It’s one of those games where I’d love to sit the lead designer down for an interview, because there is a good game, with real care put behind it, but there are so many design decisions that make me go ‘but why?’. Get hit, and you not only decelerate as you would expect, but you also can’t use your powerslide to regain speed. It’s a threefer: you’re hit, you’re slow, and you have no means of getting back up to speed, fast. The Fun Police turn up whenever you get leathered by an item.
There’s the power-sliding, too, which only works in certain situations. Slide into a jump and the game does not compute. It glitches and jiggles, creating a horrible graphical effect, and then decides that you have been hit by a weapon. We’re not sure if it’s intended or a bug (we can understand that horses would have trouble sliding into a sudden leap), but, whichever it is, it doesn’t look good and is as infuriating as they come.
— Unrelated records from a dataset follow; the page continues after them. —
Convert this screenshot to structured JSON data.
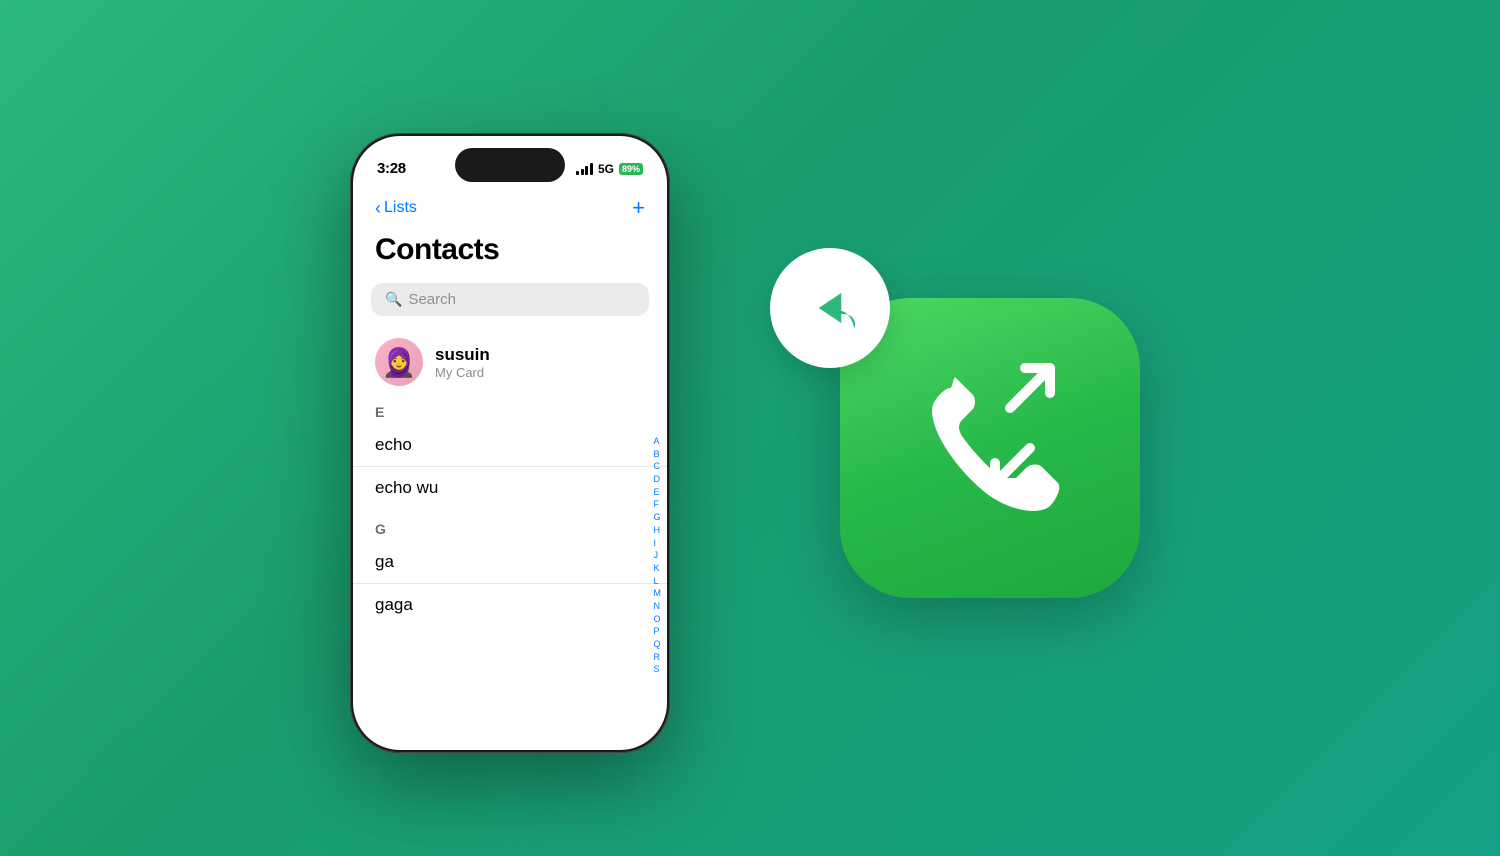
{
  "background": {
    "gradient_start": "#2db87a",
    "gradient_end": "#16a085"
  },
  "phone": {
    "status_bar": {
      "time": "3:28",
      "signal_label": "signal bars",
      "network": "5G",
      "battery_percent": "89%"
    },
    "nav": {
      "back_label": "Lists",
      "add_label": "+"
    },
    "title": "Contacts",
    "search_placeholder": "Search",
    "my_card": {
      "name": "susuin",
      "subtitle": "My Card",
      "avatar_emoji": "🧕"
    },
    "sections": [
      {
        "letter": "E",
        "contacts": [
          "echo",
          "echo wu"
        ]
      },
      {
        "letter": "G",
        "contacts": [
          "ga",
          "gaga"
        ]
      }
    ],
    "alphabet": [
      "A",
      "B",
      "C",
      "D",
      "E",
      "F",
      "G",
      "H",
      "I",
      "J",
      "K",
      "L",
      "M",
      "N",
      "O",
      "P",
      "Q",
      "R",
      "S"
    ]
  },
  "app_icon": {
    "reply_circle_label": "reply arrow",
    "phone_icon_label": "phone with arrows"
  }
}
We’re focusing on the negatives because they kept bucking us off the unicorn when we least wanted them to. But mostly Wildshade: Unicorn Champions is a ride that will pass the time. The auto-correction on the steering means that you’re never worrying about the right direction or getting snagged on walls, so you can concentrate on jostling with the enemy. There are plenty of tracks to work through, with a fine line in mirrored stages and night-time versions. And, best of all, each track has at least two secret routes for you to find and thread-the-needle through. Honestly, some of them are the most discrete and thin secret routes that we’ve seen since Koopa Beach on the N64.
Mode-wise, there’s a Campaign that works a bit like a persistent Battlepass (if you’ve played Disney Speedstorm, you will know what it feels like), a series of cups to race through across multiple difficulties, and free races with up to four players locally. As you’d expect, the enjoyment is taken up a notch when you play with three other unicorn lovers.
There’s also a stable and breeding option, but – for the life of us – we can’t figure it out. We chuck horses into the breeding pen, and sometimes it lets us breed them, sometimes it doesn’t. We assume that we’re accidentally shacking two male horses up together and the game is shrugging at us, but we can’t see a mention of horse sex at all. Once we do get a breeding pair, they produce a horse that… doesn’t seem to appear in our stable at all. It’s a conundrum, an enigma, and no doubt someone will appear in the comments to tell us how it works, but it seems to have barely any impact on the racing or horse abilities out of cosmetics, so we backed away slowly and left it alone.
Wildshade: Unicorn Champions isn’t anywhere near the best karting games of the year. It’s too quirky to get close. But if you have younger unicorn fans in the house, then you can be reassured. There are some fantastic accessibility features, and – as long as you keep to Easy difficulty – Wildshade: Unicorn Champions will satisfy your little ones’ fantasies of being elite unicorn riders.